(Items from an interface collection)
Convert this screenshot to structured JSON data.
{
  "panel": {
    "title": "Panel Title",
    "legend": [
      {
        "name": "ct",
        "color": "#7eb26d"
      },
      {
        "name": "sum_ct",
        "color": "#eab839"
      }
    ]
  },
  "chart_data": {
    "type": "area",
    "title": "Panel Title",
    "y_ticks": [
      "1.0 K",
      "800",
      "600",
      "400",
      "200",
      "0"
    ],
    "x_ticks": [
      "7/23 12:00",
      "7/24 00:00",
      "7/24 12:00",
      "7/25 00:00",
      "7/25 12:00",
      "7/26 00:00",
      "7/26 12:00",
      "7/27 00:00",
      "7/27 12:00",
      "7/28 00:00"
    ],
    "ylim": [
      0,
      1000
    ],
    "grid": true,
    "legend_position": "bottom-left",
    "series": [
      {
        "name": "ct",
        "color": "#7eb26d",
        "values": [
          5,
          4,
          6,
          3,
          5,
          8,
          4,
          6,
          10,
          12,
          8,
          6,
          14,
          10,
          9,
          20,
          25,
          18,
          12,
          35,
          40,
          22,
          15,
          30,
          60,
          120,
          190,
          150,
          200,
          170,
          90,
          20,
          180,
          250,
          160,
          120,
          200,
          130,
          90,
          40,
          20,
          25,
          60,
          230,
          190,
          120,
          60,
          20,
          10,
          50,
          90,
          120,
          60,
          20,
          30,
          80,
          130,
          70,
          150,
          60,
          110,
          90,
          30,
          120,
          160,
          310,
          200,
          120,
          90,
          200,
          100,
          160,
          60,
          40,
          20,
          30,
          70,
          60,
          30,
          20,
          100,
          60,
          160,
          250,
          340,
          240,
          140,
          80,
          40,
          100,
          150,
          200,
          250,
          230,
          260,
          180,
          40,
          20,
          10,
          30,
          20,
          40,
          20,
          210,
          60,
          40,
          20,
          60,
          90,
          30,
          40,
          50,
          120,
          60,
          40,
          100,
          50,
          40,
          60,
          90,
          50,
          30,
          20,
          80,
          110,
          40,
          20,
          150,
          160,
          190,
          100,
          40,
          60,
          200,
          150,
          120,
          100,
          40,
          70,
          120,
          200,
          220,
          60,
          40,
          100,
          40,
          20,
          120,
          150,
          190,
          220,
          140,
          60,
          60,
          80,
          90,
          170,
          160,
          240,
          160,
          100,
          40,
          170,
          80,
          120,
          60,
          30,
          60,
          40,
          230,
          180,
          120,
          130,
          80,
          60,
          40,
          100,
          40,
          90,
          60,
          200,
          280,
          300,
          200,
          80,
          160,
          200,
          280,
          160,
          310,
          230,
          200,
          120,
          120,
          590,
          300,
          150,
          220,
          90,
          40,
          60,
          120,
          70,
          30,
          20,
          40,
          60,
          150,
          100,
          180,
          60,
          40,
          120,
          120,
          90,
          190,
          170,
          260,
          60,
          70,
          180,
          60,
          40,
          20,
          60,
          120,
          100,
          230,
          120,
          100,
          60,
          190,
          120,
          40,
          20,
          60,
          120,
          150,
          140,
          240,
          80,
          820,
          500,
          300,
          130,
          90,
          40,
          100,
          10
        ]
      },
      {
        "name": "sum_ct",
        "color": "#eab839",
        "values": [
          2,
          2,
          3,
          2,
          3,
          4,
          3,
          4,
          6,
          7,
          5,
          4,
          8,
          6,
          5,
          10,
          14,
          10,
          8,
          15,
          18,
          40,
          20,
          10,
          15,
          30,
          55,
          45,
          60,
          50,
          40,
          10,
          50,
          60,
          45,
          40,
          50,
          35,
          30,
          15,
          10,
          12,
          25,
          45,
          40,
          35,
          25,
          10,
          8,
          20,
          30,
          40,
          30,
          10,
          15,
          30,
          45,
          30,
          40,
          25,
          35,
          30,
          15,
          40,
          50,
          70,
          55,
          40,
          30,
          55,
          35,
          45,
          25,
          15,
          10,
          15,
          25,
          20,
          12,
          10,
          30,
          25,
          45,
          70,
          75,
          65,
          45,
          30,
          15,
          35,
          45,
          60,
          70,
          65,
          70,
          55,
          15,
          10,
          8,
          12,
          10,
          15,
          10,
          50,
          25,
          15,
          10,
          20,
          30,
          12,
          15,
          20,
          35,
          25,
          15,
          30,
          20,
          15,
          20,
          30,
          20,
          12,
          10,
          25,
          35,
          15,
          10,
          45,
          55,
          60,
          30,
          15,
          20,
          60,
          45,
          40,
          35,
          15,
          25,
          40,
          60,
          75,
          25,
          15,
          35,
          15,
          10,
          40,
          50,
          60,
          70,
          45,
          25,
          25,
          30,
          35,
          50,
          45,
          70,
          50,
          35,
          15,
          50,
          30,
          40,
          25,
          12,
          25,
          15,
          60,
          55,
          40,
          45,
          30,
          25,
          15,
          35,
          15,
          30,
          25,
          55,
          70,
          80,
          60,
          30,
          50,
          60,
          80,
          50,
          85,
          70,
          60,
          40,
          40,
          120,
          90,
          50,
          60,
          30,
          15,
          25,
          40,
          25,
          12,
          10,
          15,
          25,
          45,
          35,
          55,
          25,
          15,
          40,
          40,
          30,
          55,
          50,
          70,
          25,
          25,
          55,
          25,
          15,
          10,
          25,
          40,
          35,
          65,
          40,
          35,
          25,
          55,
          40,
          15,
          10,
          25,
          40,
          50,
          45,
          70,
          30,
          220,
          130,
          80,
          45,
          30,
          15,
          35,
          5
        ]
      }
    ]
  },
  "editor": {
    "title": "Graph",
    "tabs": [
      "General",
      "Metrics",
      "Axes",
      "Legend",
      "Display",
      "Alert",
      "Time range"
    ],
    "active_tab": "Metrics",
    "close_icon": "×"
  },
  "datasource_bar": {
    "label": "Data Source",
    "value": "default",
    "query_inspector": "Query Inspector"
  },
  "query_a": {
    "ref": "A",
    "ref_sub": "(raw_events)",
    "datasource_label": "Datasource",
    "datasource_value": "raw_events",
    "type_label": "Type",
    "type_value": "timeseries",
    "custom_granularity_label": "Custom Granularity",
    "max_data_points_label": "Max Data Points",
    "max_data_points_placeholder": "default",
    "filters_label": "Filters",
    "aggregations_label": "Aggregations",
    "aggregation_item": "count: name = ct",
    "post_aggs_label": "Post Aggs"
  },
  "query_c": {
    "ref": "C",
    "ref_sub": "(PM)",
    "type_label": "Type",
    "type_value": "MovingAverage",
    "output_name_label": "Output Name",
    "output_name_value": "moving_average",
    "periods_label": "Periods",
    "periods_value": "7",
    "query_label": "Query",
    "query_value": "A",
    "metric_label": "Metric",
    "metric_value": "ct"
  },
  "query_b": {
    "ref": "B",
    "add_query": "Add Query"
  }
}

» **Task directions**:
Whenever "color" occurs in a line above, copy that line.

» **Response for this exercise**:
        "color": "#7eb26d"
        "color": "#eab839"
        "color": "#7eb26d",
        "color": "#eab839",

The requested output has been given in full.